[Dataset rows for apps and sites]
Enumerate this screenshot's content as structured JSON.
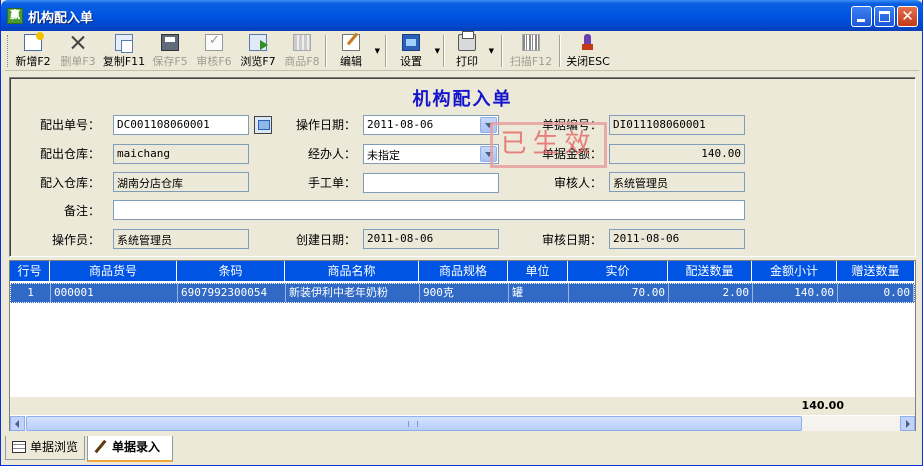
{
  "window": {
    "icon_text": "赢",
    "title": "机构配入单"
  },
  "toolbar": [
    {
      "label": "新增F2",
      "icon": "new-icon",
      "enabled": true
    },
    {
      "label": "删单F3",
      "icon": "delete-icon",
      "enabled": false
    },
    {
      "label": "复制F11",
      "icon": "copy-icon",
      "enabled": true
    },
    {
      "label": "保存F5",
      "icon": "save-icon",
      "enabled": false
    },
    {
      "label": "审核F6",
      "icon": "audit-icon",
      "enabled": false
    },
    {
      "label": "浏览F7",
      "icon": "browse-icon",
      "enabled": true
    },
    {
      "label": "商品F8",
      "icon": "goods-icon",
      "enabled": false
    },
    {
      "label": "编辑",
      "icon": "edit-icon",
      "enabled": true
    },
    {
      "label": "设置",
      "icon": "settings-icon",
      "enabled": true
    },
    {
      "label": "打印",
      "icon": "print-icon",
      "enabled": true
    },
    {
      "label": "扫描F12",
      "icon": "scan-icon",
      "enabled": false
    },
    {
      "label": "关闭ESC",
      "icon": "close-door-icon",
      "enabled": true
    }
  ],
  "form": {
    "title": "机构配入单",
    "out_no_label": "配出单号：",
    "out_no": "DC001108060001",
    "op_date_label": "操作日期：",
    "op_date": "2011-08-06",
    "doc_no_label": "单据编号：",
    "doc_no": "DI011108060001",
    "out_wh_label": "配出仓库：",
    "out_wh": "maichang",
    "handler_label": "经办人：",
    "handler": "未指定",
    "amount_label": "单据金额：",
    "amount": "140.00",
    "in_wh_label": "配入仓库：",
    "in_wh": "湖南分店仓库",
    "manual_no_label": "手工单：",
    "manual_no": "",
    "auditor_label": "审核人：",
    "auditor": "系统管理员",
    "remark_label": "备注：",
    "remark": "",
    "operator_label": "操作员：",
    "operator": "系统管理员",
    "create_date_label": "创建日期：",
    "create_date": "2011-08-06",
    "audit_date_label": "审核日期：",
    "audit_date": "2011-08-06",
    "stamp": "已生效"
  },
  "grid": {
    "headers": [
      "行号",
      "商品货号",
      "条码",
      "商品名称",
      "商品规格",
      "单位",
      "实价",
      "配送数量",
      "金额小计",
      "赠送数量"
    ],
    "rows": [
      [
        "1",
        "000001",
        "6907992300054",
        "新装伊利中老年奶粉",
        "900克",
        "罐",
        "70.00",
        "2.00",
        "140.00",
        "0.00"
      ]
    ],
    "total_amount": "140.00"
  },
  "tabs": [
    {
      "label": "单据浏览",
      "active": false
    },
    {
      "label": "单据录入",
      "active": true
    }
  ]
}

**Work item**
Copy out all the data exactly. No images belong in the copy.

**Exercise answer**
Enumerate this screenshot's content as structured JSON.
{
  "window": {
    "icon_text": "赢",
    "title": "机构配入单"
  },
  "toolbar": [
    {
      "label": "新增F2",
      "icon": "new-icon",
      "enabled": true
    },
    {
      "label": "删单F3",
      "icon": "delete-icon",
      "enabled": false
    },
    {
      "label": "复制F11",
      "icon": "copy-icon",
      "enabled": true
    },
    {
      "label": "保存F5",
      "icon": "save-icon",
      "enabled": false
    },
    {
      "label": "审核F6",
      "icon": "audit-icon",
      "enabled": false
    },
    {
      "label": "浏览F7",
      "icon": "browse-icon",
      "enabled": true
    },
    {
      "label": "商品F8",
      "icon": "goods-icon",
      "enabled": false
    },
    {
      "label": "编辑",
      "icon": "edit-icon",
      "enabled": true
    },
    {
      "label": "设置",
      "icon": "settings-icon",
      "enabled": true
    },
    {
      "label": "打印",
      "icon": "print-icon",
      "enabled": true
    },
    {
      "label": "扫描F12",
      "icon": "scan-icon",
      "enabled": false
    },
    {
      "label": "关闭ESC",
      "icon": "close-door-icon",
      "enabled": true
    }
  ],
  "form": {
    "title": "机构配入单",
    "out_no_label": "配出单号：",
    "out_no": "DC001108060001",
    "op_date_label": "操作日期：",
    "op_date": "2011-08-06",
    "doc_no_label": "单据编号：",
    "doc_no": "DI011108060001",
    "out_wh_label": "配出仓库：",
    "out_wh": "maichang",
    "handler_label": "经办人：",
    "handler": "未指定",
    "amount_label": "单据金额：",
    "amount": "140.00",
    "in_wh_label": "配入仓库：",
    "in_wh": "湖南分店仓库",
    "manual_no_label": "手工单：",
    "manual_no": "",
    "auditor_label": "审核人：",
    "auditor": "系统管理员",
    "remark_label": "备注：",
    "remark": "",
    "operator_label": "操作员：",
    "operator": "系统管理员",
    "create_date_label": "创建日期：",
    "create_date": "2011-08-06",
    "audit_date_label": "审核日期：",
    "audit_date": "2011-08-06",
    "stamp": "已生效"
  },
  "grid": {
    "headers": [
      "行号",
      "商品货号",
      "条码",
      "商品名称",
      "商品规格",
      "单位",
      "实价",
      "配送数量",
      "金额小计",
      "赠送数量"
    ],
    "rows": [
      [
        "1",
        "000001",
        "6907992300054",
        "新装伊利中老年奶粉",
        "900克",
        "罐",
        "70.00",
        "2.00",
        "140.00",
        "0.00"
      ]
    ],
    "total_amount": "140.00"
  },
  "tabs": [
    {
      "label": "单据浏览",
      "active": false
    },
    {
      "label": "单据录入",
      "active": true
    }
  ]
}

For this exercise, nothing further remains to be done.